Making tabouli

So Monday’s post really got me thinking about how I cook. It is impossible for me to follow a recipe as written. Part of the problem is that my small kitchen doesn’t have room for every single piece of equipment and spice. The other part of the problem is that I would rather use what I have than drive into town for some obscure ingredient that I won’t use all of. I don’t know that this is a bad thing, except when someone reviews a recipe on allrecipes and gives it a bad review because they “followed the recipe exactly, EXCEPT…” THAT drives me crazy. 

Yesterday I made some tabouli for a neighborhood cookout. All the while, I was considering how I would write a recipe for tabouli. What really hampers those thoughts is that tabouli is a really personal thing to make. It comes from the Middle East, so there is a certain flavor profile that you generally follow, but once you get past that, we Americans have changed it so much to suit our needs that I’m not sure anyone from the Middle East would even recognize it. I’ve seen recipes for tabouli that use cherry tomatoes instead of cut ones, recipes that had so much salt I’m sure the taste of the actual salad was gone, and recipes by chefs who clearly didn’t understand the importance of the olive oil. 

So here’s how I make tabouli:

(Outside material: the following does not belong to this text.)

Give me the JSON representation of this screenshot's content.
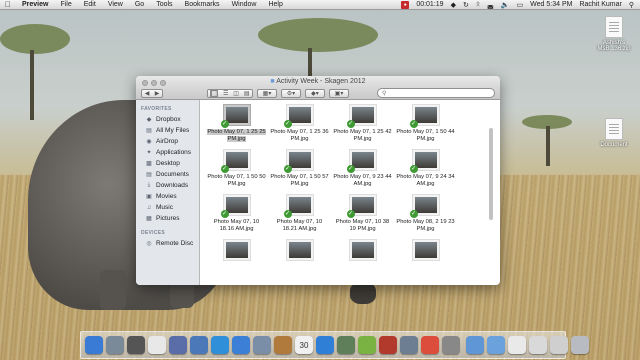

You need a bunch of parsley. And by a bunch, I mean a whole bunch, like you buy at the store. I normally use the flat leaf parsley, but my garden has not fully recovered from the last harvest, and there was NONE at the grocery store(s) I went to today. (Yes I went to multiple stores, because not every supermarket carries the things I want. And, no, I could not believe that two different stores were OUT of parsley in general.) The third store had parsley, but only in the curly variety. The good news is that it smelled fabulous, and I wondered why I was such a snob about the flat stuff. The point of that whole story is that the parsley is the star here. There should be about as much parsley as there is bulgur wheat.

And now we discuss the wheat. You can usually find it in the produce section or sometimes the bulk section at the store. Sometimes it’s called tabouli wheat; sometimes it’s just called cracked bulgur wheat. It’s all the same diff, but sometimes it’s “name” or the store where you find it will mean a variation in price, so it’s worth checking if you plan to make tabouli often. The wheat you don’t want to get is tabouli mix. We’re talking dried parsley (remember how I said it was the star?) and onions, gross.

To get started, put about a pound of the wheat in a bowl and set some water to boil. Add olive oil and lemon juice to the wheat. I use about a quarter cup of each, but it’s just because I don’t want a huge lemon twang, and I don’t want to waste olive oil in the next steps. Speaking of olive oil, now is a time to use all those extra fruity, extra virgin oils you’ve been saving for a special occasion. Add about a teaspoon of salt and a teaspoon of freshly ground black pepper. Add about enough boiling water to cover the wheat, plus about an inch or two of water above it. Give it a stir, cover with plastic wrap and set aside for about an hour.

Many of the tabouli recipes I’ve seen over the years call for a precise measurement of water, and I find that it’s usually too much. The reason I say that it’s too much is that it doesn’t all get absorbed, meaning you have to pour some off, but at that time you’re also pouring off all that awesome lemon juice and olive oil. I generally work with the assumption that you can always add more, but you can’t take any out, and it seems to turn out okay.

During the resting time for the wheat, I chop up the vegetables and put them in a big bowl. First up is the parsley, then the cucumbers, which I peel and seed because of personal preference. In this batch I used one full bunch of parsley and three cucumbers. I’m not sure that cucumbers are always traditional, but the garden is going nuts right now, and I like them. I also sliced and added six green onions. I have seen people use finely chopped red onion, but it’s really a use what you have thing. 

Cucumbers less than 20 minutes off the vine!

Next up are the tomatoes. I used 2 Romas here, but use what you have, or leave them out all together if you don’t like tomatoes.

Tomatoes also fresh off the vine!

Let’s discuss mint. Some recipes call for it, others don’t. It seems like the TV chefs insist on great quantities of mint, but the Lebanese restaurant where I waited tables in college didn’t use it at all. It does make a difference, but it’s not required. When the mint in my garden needs trimming I use it, but if not, I don’t. Again, this goes back to tabouli being a really personal dish.

So now you’ve got your veggies all chopped up in a big bowl, and the wheat has absorbed up all the water, oil and lemon juice.

Fluff the wheat with a spoon, and then gently mix it in to the veggies. Taste it and add a little olive oil and salt and pepper, if needed.

Serve the tabouli as a side dish to all kinds of grilled meats. It’s also especially good with tuna or shrimp as a light meal. Enjoy.